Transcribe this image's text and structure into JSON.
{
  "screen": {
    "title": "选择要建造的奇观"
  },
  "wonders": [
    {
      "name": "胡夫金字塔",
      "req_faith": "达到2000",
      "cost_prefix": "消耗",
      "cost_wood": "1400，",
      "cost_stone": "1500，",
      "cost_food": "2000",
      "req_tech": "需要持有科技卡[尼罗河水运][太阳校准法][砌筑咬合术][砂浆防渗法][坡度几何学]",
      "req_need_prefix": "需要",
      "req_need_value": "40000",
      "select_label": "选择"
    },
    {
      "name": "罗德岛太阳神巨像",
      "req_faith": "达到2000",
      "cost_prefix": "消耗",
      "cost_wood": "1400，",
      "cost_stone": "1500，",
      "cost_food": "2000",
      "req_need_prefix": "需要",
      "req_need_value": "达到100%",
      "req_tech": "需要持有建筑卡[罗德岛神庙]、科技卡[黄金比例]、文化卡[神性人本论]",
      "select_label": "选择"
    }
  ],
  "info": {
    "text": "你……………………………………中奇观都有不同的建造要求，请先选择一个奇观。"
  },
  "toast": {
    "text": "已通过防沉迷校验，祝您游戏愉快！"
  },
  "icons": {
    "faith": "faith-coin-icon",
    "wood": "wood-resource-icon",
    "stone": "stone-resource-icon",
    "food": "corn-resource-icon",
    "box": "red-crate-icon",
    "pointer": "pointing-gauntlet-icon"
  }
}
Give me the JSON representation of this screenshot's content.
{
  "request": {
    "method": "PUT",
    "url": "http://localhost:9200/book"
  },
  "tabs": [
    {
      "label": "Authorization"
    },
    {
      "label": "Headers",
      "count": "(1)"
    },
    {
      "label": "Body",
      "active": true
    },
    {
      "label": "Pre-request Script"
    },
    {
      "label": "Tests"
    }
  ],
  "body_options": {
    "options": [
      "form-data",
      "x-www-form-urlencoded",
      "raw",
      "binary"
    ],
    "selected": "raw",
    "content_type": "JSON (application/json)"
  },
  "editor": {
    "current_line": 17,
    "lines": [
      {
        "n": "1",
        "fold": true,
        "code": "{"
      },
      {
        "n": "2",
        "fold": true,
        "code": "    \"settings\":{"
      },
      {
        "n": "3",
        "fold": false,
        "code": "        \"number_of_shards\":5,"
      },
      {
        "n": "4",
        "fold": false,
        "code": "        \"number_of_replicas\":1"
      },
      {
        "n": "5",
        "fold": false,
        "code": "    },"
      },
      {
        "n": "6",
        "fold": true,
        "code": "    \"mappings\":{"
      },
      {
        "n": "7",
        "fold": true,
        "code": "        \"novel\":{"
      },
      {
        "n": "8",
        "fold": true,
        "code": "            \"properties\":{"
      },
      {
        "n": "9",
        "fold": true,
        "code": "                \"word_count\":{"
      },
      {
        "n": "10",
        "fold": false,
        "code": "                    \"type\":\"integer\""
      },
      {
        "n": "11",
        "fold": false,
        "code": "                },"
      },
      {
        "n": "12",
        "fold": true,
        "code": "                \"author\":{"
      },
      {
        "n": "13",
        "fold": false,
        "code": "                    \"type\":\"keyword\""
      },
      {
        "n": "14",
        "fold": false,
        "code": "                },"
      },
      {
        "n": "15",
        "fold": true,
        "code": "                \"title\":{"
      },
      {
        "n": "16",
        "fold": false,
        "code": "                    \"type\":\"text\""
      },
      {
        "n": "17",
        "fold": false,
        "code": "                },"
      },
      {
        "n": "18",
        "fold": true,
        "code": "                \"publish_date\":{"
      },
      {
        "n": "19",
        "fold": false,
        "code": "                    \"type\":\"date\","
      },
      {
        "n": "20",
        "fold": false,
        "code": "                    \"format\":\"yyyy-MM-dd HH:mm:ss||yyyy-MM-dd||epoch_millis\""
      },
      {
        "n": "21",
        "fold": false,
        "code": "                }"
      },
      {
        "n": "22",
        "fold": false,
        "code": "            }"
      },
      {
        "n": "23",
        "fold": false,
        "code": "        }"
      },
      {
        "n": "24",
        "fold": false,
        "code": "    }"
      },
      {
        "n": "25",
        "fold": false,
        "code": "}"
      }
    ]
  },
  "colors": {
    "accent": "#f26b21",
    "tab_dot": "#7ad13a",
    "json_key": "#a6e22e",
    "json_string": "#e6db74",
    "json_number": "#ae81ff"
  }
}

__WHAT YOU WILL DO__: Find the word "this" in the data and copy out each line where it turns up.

__EXERCISE RESULT__:
Transcribe this image's text and structure into JSON.
Give me the JSON representation of this screenshot's content.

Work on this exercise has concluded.